Government ministers from Matteo Salvini’s far-right League party, which suffered defeats in last weekend’s local elections, refused to participate in the Council of Ministers meeting set up to approve the new tax reform bill. League’s decision clearly indicates a widening rift in Prime Minister Mario Draghi’s government, which Salvini supports.
League mentioned disagreements over methods and content. According to Salvini, the ministers disagreed with the tax increases contained in the bill and were only provided with the bill’s text half an hour before the meeting.
The government still approved a framework for the measures it will adopt in the coming months. The bill, which the EU requires for Next Generation EU funding, is meant to reduce and simplify the current tax system and fight tax evasion.
Centre-left leader Enrico Letta called the rift “very serious and irresponsible”. “The tax reform is essential to get the money for the Recovery and Resilience Plan”, he told Italian newspaper Corriere della Sera.
Letta, who has just been elected for a seat in the Italian parliament and whose party, Partito Democratico, enjoyed a series of big wins in last weekend’s elections, also said he believes Salvini is picking a fight within the ruling coalition because of the League’s defeats.
Draghi sought to settle the disagreement, as he reportedly answered Salvini’s call to “clarify that it’s not the time to raise taxes”. “The government is committed not to make anybody pay more or less than they are paying now,” he said in a press statement.

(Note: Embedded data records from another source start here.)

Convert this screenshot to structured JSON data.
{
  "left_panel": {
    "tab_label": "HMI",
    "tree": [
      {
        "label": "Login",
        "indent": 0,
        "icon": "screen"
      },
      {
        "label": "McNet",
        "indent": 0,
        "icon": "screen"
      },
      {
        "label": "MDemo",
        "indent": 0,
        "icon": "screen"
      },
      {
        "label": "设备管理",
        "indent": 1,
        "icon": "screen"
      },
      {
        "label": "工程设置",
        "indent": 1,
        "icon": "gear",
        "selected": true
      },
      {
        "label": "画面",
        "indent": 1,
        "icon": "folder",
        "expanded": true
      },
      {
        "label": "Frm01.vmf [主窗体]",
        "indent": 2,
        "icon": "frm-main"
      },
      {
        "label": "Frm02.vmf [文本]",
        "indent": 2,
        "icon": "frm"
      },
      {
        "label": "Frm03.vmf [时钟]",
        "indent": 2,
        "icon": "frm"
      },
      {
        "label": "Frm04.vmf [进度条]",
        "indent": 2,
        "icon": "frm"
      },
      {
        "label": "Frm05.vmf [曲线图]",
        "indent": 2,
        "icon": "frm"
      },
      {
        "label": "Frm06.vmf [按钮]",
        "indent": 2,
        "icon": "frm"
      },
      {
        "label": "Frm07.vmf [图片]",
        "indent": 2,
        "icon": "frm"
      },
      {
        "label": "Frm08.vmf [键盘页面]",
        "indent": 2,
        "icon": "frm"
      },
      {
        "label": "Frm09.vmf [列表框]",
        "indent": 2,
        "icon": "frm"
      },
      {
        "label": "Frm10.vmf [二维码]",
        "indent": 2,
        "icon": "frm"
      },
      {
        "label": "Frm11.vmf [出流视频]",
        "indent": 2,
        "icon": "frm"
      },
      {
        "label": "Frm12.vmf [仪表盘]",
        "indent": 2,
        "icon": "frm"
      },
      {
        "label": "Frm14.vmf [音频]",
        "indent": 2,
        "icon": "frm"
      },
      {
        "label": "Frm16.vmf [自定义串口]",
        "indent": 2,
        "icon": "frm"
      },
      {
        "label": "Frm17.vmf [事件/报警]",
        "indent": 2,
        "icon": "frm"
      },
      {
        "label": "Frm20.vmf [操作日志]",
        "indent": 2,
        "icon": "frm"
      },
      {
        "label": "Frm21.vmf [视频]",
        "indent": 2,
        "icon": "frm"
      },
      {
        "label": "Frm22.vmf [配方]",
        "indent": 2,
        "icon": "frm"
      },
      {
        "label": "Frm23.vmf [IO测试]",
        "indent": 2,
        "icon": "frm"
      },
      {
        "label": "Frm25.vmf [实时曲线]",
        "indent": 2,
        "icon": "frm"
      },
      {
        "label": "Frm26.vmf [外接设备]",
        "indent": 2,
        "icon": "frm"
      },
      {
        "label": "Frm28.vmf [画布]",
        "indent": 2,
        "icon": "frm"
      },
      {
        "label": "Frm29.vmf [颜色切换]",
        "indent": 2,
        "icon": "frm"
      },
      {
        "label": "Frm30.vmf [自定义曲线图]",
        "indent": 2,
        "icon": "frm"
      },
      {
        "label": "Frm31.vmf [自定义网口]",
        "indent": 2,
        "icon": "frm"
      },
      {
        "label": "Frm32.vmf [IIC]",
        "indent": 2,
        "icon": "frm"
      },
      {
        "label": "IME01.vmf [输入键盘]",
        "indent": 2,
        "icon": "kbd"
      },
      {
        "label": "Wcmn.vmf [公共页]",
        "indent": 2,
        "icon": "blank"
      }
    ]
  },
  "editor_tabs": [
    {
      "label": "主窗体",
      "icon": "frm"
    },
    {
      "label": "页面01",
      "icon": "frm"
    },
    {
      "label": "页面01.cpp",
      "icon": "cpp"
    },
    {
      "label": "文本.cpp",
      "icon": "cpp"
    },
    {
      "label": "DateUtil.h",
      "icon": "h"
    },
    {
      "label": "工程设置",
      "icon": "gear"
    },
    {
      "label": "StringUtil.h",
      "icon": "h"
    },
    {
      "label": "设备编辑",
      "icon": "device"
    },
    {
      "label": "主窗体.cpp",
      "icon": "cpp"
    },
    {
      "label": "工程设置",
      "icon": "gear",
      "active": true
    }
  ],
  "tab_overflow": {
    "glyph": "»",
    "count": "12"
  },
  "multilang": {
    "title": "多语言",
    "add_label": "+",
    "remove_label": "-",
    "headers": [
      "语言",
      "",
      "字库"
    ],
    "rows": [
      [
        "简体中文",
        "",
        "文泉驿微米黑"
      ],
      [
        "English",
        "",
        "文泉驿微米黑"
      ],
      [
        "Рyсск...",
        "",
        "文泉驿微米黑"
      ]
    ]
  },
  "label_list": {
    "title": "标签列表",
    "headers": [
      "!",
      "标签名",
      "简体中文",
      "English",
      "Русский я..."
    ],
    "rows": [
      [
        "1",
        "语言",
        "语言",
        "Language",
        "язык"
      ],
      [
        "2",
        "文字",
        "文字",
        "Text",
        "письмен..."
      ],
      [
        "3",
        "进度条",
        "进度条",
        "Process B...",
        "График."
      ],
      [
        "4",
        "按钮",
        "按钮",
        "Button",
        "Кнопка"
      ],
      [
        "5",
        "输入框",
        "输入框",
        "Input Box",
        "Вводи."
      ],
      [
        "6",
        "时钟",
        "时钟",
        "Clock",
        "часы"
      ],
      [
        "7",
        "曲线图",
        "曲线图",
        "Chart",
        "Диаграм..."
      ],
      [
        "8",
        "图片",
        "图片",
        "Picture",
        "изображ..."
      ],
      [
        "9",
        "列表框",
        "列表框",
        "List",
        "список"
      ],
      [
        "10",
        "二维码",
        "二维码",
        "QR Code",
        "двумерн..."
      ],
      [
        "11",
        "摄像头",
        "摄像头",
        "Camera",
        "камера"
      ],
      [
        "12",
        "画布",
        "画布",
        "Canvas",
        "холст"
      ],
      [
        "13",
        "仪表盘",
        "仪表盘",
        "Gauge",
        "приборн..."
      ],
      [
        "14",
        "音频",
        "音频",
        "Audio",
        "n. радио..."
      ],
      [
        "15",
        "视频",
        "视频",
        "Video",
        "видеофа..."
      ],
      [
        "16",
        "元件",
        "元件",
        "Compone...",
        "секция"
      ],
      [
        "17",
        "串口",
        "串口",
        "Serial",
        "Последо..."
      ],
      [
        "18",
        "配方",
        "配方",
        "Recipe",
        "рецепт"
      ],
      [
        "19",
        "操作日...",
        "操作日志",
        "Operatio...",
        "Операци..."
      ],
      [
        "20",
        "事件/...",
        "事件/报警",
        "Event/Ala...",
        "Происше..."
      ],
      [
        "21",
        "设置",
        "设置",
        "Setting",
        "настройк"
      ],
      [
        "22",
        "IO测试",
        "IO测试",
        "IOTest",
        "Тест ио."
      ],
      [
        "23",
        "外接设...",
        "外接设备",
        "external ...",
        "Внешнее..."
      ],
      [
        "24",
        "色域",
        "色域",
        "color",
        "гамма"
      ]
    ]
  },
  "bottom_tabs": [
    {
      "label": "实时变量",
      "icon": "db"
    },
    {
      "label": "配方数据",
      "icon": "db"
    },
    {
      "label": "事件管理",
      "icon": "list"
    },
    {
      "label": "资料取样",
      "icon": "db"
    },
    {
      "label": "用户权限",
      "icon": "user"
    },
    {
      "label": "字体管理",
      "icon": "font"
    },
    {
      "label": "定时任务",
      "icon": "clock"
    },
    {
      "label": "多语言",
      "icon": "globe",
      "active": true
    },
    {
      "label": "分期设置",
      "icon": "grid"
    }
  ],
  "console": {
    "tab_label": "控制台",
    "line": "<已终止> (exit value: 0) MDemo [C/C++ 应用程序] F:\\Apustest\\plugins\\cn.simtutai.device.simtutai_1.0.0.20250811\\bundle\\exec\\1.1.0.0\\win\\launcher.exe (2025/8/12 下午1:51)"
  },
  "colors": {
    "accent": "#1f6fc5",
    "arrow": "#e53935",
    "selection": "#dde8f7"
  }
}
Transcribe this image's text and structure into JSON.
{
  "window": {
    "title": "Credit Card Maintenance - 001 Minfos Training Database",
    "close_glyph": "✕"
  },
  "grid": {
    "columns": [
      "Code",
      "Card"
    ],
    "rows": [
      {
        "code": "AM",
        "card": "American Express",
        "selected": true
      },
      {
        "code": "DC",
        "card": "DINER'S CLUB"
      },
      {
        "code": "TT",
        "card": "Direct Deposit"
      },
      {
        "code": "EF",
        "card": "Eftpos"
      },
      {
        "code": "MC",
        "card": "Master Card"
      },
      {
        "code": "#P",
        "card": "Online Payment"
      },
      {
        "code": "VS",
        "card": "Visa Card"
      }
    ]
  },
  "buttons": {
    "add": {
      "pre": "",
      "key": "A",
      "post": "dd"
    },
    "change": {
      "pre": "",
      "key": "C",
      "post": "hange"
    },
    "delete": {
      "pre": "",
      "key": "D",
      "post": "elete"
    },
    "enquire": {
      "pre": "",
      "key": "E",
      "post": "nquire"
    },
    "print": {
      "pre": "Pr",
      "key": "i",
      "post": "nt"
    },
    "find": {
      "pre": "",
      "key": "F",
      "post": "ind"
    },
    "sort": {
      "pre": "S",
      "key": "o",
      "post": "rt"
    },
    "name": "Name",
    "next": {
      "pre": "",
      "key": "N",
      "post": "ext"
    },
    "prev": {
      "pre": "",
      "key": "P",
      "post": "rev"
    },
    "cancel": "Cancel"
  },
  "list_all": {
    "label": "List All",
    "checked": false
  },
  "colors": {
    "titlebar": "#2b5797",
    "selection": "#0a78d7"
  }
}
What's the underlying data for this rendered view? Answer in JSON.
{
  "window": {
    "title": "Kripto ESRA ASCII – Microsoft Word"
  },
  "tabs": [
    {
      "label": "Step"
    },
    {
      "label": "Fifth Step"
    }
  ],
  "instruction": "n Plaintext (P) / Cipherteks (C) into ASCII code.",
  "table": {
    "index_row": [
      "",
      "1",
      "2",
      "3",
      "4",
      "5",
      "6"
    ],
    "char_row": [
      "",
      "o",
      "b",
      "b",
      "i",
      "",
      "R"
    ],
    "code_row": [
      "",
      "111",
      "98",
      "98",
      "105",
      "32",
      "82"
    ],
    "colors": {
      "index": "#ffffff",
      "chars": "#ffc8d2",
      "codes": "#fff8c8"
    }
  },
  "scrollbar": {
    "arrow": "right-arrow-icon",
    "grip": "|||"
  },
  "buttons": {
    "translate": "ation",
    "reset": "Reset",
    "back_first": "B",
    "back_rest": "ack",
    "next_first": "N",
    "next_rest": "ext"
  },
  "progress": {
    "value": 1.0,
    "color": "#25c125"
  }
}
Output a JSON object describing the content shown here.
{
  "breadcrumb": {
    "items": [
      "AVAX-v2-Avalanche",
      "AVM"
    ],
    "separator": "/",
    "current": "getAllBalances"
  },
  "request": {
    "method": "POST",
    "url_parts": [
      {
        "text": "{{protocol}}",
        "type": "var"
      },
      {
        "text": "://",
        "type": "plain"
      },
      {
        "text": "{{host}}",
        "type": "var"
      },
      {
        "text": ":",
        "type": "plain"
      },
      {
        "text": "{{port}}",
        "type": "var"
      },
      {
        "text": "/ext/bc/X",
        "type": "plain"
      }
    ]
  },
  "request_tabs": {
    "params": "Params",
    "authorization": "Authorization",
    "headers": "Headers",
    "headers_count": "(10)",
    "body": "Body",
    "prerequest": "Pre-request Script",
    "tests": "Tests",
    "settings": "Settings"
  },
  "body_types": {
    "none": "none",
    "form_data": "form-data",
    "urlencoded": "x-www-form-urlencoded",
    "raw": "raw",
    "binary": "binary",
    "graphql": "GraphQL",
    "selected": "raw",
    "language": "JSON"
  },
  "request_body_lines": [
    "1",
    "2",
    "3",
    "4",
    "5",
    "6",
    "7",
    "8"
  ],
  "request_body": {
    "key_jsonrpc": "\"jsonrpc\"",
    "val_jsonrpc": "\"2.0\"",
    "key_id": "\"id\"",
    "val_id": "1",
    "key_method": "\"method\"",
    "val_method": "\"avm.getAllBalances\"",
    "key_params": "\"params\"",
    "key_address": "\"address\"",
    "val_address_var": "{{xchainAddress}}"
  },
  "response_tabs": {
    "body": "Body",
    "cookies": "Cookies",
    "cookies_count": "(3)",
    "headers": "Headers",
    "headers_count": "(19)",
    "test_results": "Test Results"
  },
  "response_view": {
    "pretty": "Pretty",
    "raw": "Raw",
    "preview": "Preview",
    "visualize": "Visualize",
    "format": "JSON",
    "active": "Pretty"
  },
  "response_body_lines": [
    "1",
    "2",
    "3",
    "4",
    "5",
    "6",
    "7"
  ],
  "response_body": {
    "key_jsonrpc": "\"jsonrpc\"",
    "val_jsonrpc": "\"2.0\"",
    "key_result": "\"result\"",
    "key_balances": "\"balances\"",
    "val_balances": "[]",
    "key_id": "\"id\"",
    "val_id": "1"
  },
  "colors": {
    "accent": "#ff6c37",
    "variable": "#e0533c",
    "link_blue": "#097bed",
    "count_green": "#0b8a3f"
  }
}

Discussing the land registry revision, which for League is a particularly sensitive matter, Draghi said the revision “has very important statistical and important implications, but it absolutely won’t change the taxation on homes and land”.
Under the new reform, the cadastral mapping system would be updated to account for unregistered and illegal buildings, as well as properties that have been built on land that was marked for agricultural use. The text also introduces periodic updates of values and rents and ad hoc regulations for properties of historical and artistic value.
(Viola Stefanello | EURACTIV.it)